Photograph by Andrew Harrer — Bloomberg via Getty Images

Whether you call it the freelance, sharing, or gig economy, one thing has become clear over the past several years—the way we work is changing.

Time, a sister publication to Fortune, teamed up with strategic communications and global public relations firm Burson-Marsteller and the Aspen Institute Future of Work Initiative to conduct a first-of-its kind poll to find out exactly how far reaching the gig economy has become. To start, 44% of U.S. adults have tried their hand at it in one way or another, whether booking a room on sites like AirBnb or driving for Uber or ordering groceries via sites like Instacart. In sheer number terms, that’s more than 90 million people across the U.S. whose lives are directly impacted by this technological and workplace shift.

More importantly, the poll found that 22% of American adults—some 45 million people—had picked up gig work, either by offering goods or services.

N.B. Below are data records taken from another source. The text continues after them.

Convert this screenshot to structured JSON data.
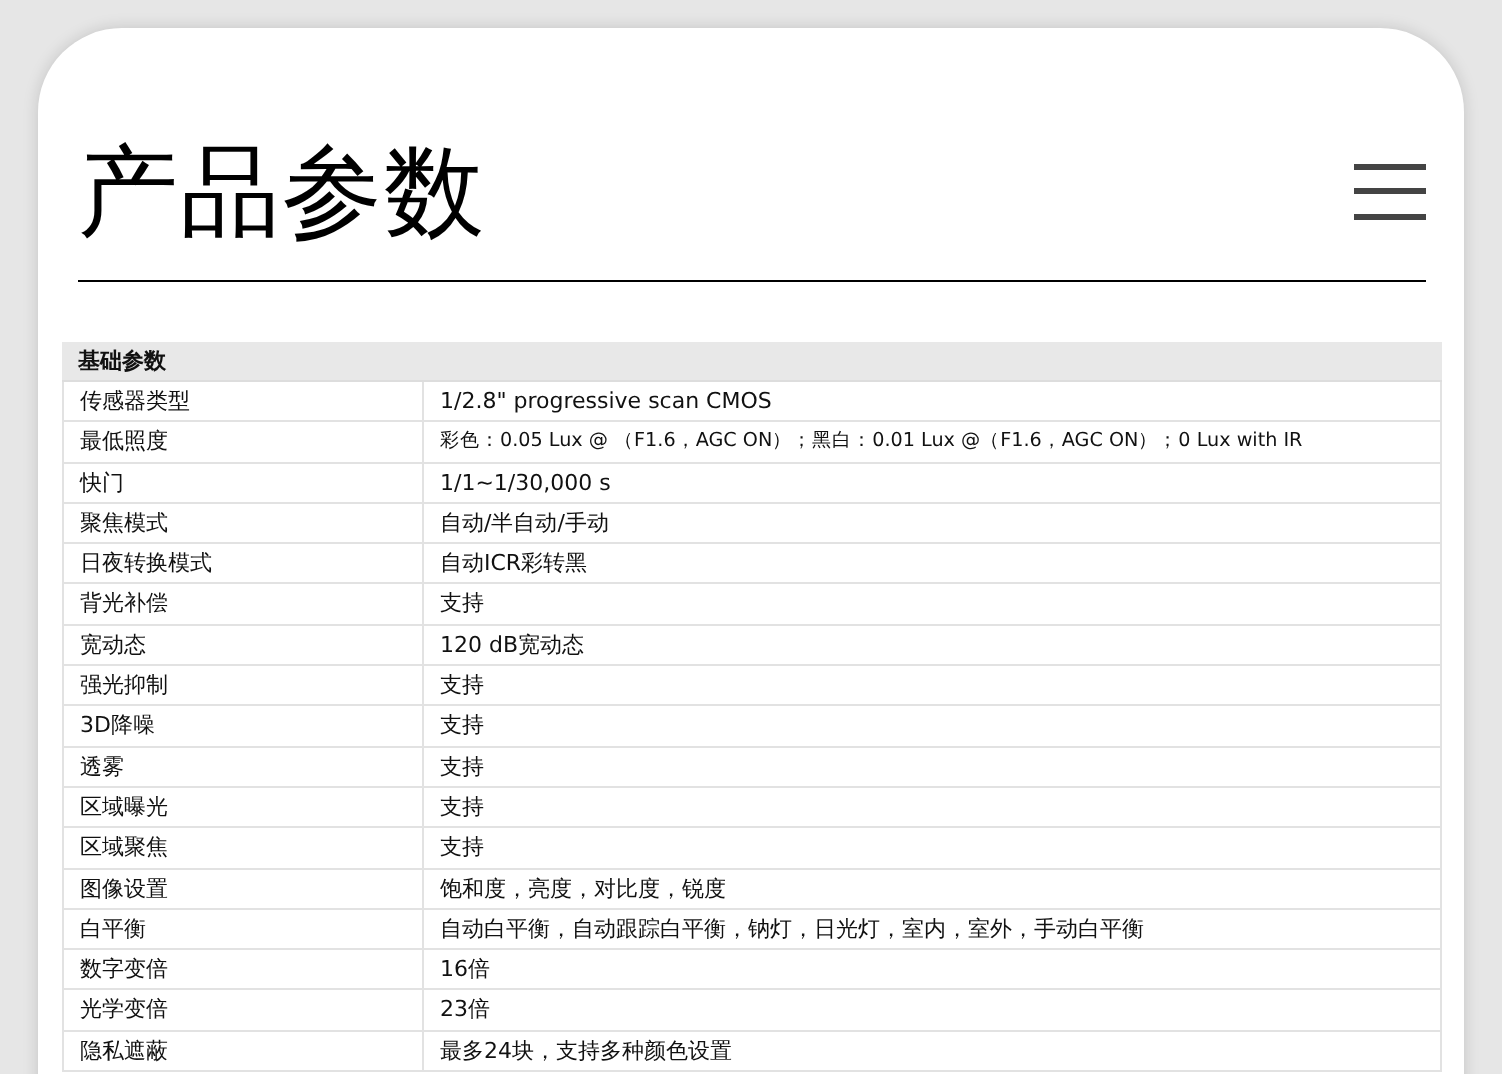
{
  "page": {
    "title": "产品参数"
  },
  "table": {
    "section": "基础参数",
    "rows": [
      [
        "传感器类型",
        "1/2.8\" progressive scan CMOS"
      ],
      [
        "最低照度",
        "彩色：0.05 Lux @ （F1.6，AGC ON）；黑白：0.01 Lux @（F1.6，AGC ON）；0 Lux with IR"
      ],
      [
        "快门",
        "1/1~1/30,000 s"
      ],
      [
        "聚焦模式",
        "自动/半自动/手动"
      ],
      [
        "日夜转换模式",
        "自动ICR彩转黑"
      ],
      [
        "背光补偿",
        "支持"
      ],
      [
        "宽动态",
        "120 dB宽动态"
      ],
      [
        "强光抑制",
        "支持"
      ],
      [
        "3D降噪",
        "支持"
      ],
      [
        "透雾",
        "支持"
      ],
      [
        "区域曝光",
        "支持"
      ],
      [
        "区域聚焦",
        "支持"
      ],
      [
        "图像设置",
        "饱和度，亮度，对比度，锐度"
      ],
      [
        "白平衡",
        "自动白平衡，自动跟踪白平衡，钠灯，日光灯，室内，室外，手动白平衡"
      ],
      [
        "数字变倍",
        "16倍"
      ],
      [
        "光学变倍",
        "23倍"
      ],
      [
        "隐私遮蔽",
        "最多24块，支持多种颜色设置"
      ]
    ]
  }
}
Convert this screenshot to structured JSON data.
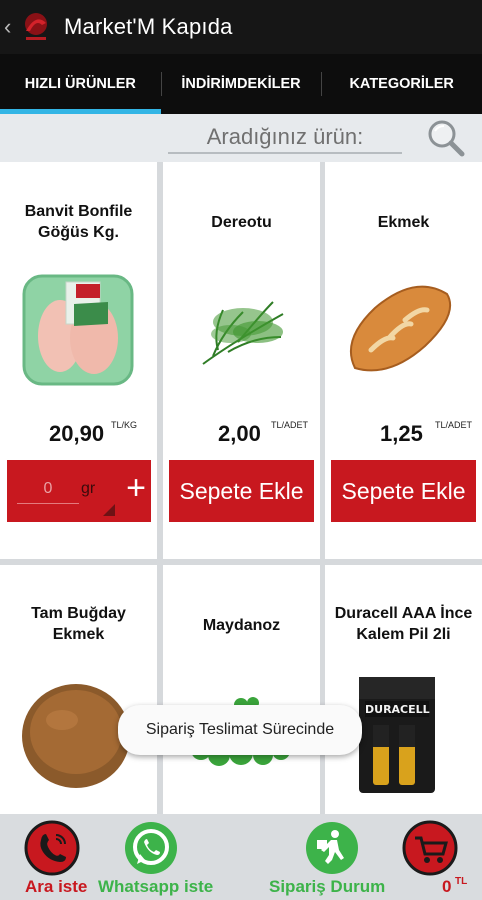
{
  "appbar": {
    "back_icon": "chevron-left-icon",
    "logo_icon": "market-logo-icon",
    "title": "Market'M Kapıda"
  },
  "tabs": [
    {
      "label": "HIZLI ÜRÜNLER",
      "active": true
    },
    {
      "label": "İNDİRİMDEKİLER",
      "active": false
    },
    {
      "label": "KATEGORİLER",
      "active": false
    }
  ],
  "search": {
    "placeholder": "Aradığınız ürün:",
    "value": "",
    "icon": "search-icon"
  },
  "products": [
    {
      "name": "Banvit Bonfile Göğüs Kg.",
      "price": "20,90",
      "unit": "TL/KG",
      "image": "chicken-breast-package",
      "control": "quantity",
      "quantity": "0",
      "quantity_unit": "gr",
      "plus": "+"
    },
    {
      "name": "Dereotu",
      "price": "2,00",
      "unit": "TL/ADET",
      "image": "dill-bunch",
      "control": "button",
      "button_label": "Sepete Ekle"
    },
    {
      "name": "Ekmek",
      "price": "1,25",
      "unit": "TL/ADET",
      "image": "bread-loaf",
      "control": "button",
      "button_label": "Sepete Ekle"
    },
    {
      "name": "Tam Buğday Ekmek",
      "image": "whole-wheat-bread"
    },
    {
      "name": "Maydanoz",
      "image": "parsley-bunch"
    },
    {
      "name": "Duracell AAA İnce Kalem Pil 2li",
      "image": "duracell-battery-pack",
      "image_text": "DURACELL"
    }
  ],
  "toast": {
    "text": "Sipariş Teslimat Sürecinde"
  },
  "bottombar": {
    "call": {
      "label": "Ara iste",
      "icon": "phone-icon"
    },
    "whatsapp": {
      "label": "Whatsapp iste",
      "icon": "whatsapp-icon"
    },
    "order_status": {
      "label": "Sipariş Durum",
      "icon": "delivery-person-icon"
    },
    "cart": {
      "count": "0",
      "currency": "TL",
      "icon": "shopping-cart-icon"
    }
  },
  "colors": {
    "brand_red": "#c8181f",
    "tab_indicator": "#33b5e5",
    "whatsapp_green": "#3db34a"
  }
}
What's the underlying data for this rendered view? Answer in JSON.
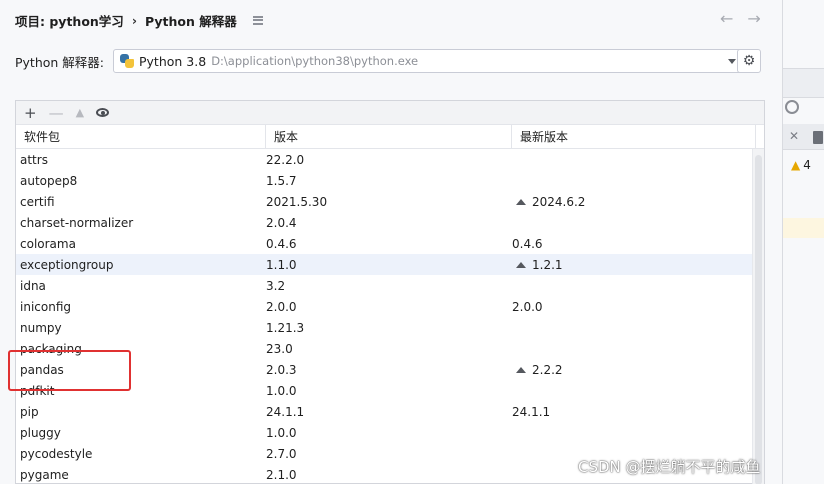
{
  "dialog": {
    "breadcrumb_project": "项目: python学习",
    "breadcrumb_sep": "›",
    "breadcrumb_page": "Python 解释器",
    "nav_back": "←",
    "nav_forward": "→"
  },
  "interpreter": {
    "label": "Python 解释器:",
    "name": "Python 3.8",
    "path": "D:\\application\\python38\\python.exe",
    "gear_glyph": "⚙"
  },
  "toolbar": {
    "add": "+",
    "remove": "—",
    "upgrade": "▲"
  },
  "table": {
    "headers": [
      "软件包",
      "版本",
      "最新版本"
    ],
    "rows": [
      {
        "name": "attrs",
        "version": "22.2.0",
        "latest": "",
        "upgrade": false
      },
      {
        "name": "autopep8",
        "version": "1.5.7",
        "latest": "",
        "upgrade": false
      },
      {
        "name": "certifi",
        "version": "2021.5.30",
        "latest": "2024.6.2",
        "upgrade": true
      },
      {
        "name": "charset-normalizer",
        "version": "2.0.4",
        "latest": "",
        "upgrade": false
      },
      {
        "name": "colorama",
        "version": "0.4.6",
        "latest": "0.4.6",
        "upgrade": false
      },
      {
        "name": "exceptiongroup",
        "version": "1.1.0",
        "latest": "1.2.1",
        "upgrade": true,
        "selected": true
      },
      {
        "name": "idna",
        "version": "3.2",
        "latest": "",
        "upgrade": false
      },
      {
        "name": "iniconfig",
        "version": "2.0.0",
        "latest": "2.0.0",
        "upgrade": false
      },
      {
        "name": "numpy",
        "version": "1.21.3",
        "latest": "",
        "upgrade": false
      },
      {
        "name": "packaging",
        "version": "23.0",
        "latest": "",
        "upgrade": false
      },
      {
        "name": "pandas",
        "version": "2.0.3",
        "latest": "2.2.2",
        "upgrade": true
      },
      {
        "name": "pdfkit",
        "version": "1.0.0",
        "latest": "",
        "upgrade": false
      },
      {
        "name": "pip",
        "version": "24.1.1",
        "latest": "24.1.1",
        "upgrade": false
      },
      {
        "name": "pluggy",
        "version": "1.0.0",
        "latest": "",
        "upgrade": false
      },
      {
        "name": "pycodestyle",
        "version": "2.7.0",
        "latest": "",
        "upgrade": false
      },
      {
        "name": "pygame",
        "version": "2.1.0",
        "latest": "",
        "upgrade": false
      }
    ]
  },
  "side_ide": {
    "close_glyph": "✕",
    "warning_count": "4"
  },
  "watermark": "CSDN @摆烂躺不平的咸鱼",
  "colors": {
    "accent_annotation": "#e03131",
    "selected_row": "#edf2fb",
    "warning": "#e6a700"
  }
}
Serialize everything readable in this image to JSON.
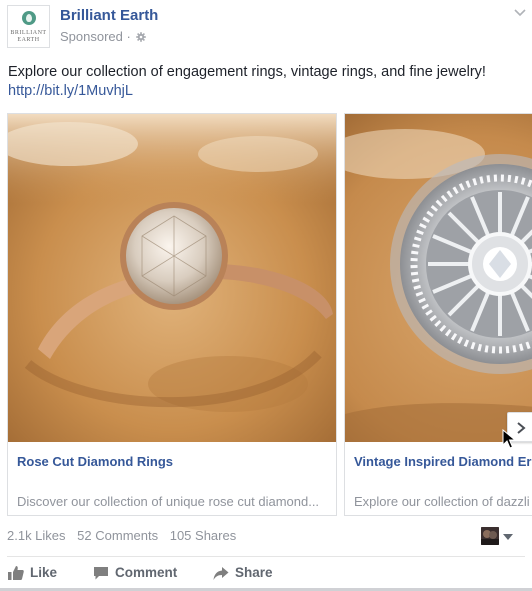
{
  "post": {
    "page_name": "Brilliant Earth",
    "sponsored_label": "Sponsored",
    "logo_line1": "BRILLIANT",
    "logo_line2": "EARTH",
    "message": "Explore our collection of engagement rings, vintage rings, and fine jewelry!",
    "link": "http://bit.ly/1MuvhjL"
  },
  "carousel": {
    "cards": [
      {
        "headline": "Rose Cut Diamond Rings",
        "description": "Discover our collection of unique rose cut diamond...",
        "image": "rose-gold-rose-cut-diamond-ring"
      },
      {
        "headline": "Vintage Inspired Diamond Er",
        "description": "Explore our collection of dazzli",
        "image": "vintage-halo-diamond-ring"
      }
    ]
  },
  "stats": {
    "likes": "2.1k Likes",
    "comments": "52 Comments",
    "shares": "105 Shares"
  },
  "actions": {
    "like_label": "Like",
    "comment_label": "Comment",
    "share_label": "Share"
  },
  "colors": {
    "link_blue": "#365899",
    "muted_gray": "#90949c",
    "action_gray": "#616770",
    "logo_green": "#4f9a86"
  }
}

That’s could have wide-reaching consequences. While these jobs offer more flexibility and greater freedom, they often lack security and benefits. Take a look at the infographic put together by Time below to see the full scope of the gig economy—and read more about the poll’s insights in the publication’s breakdown.


The poll, which was conducted by Penn Schoen Berland, talked with 3,000 people in November to uncover the insights that formed the basis of the above analysis.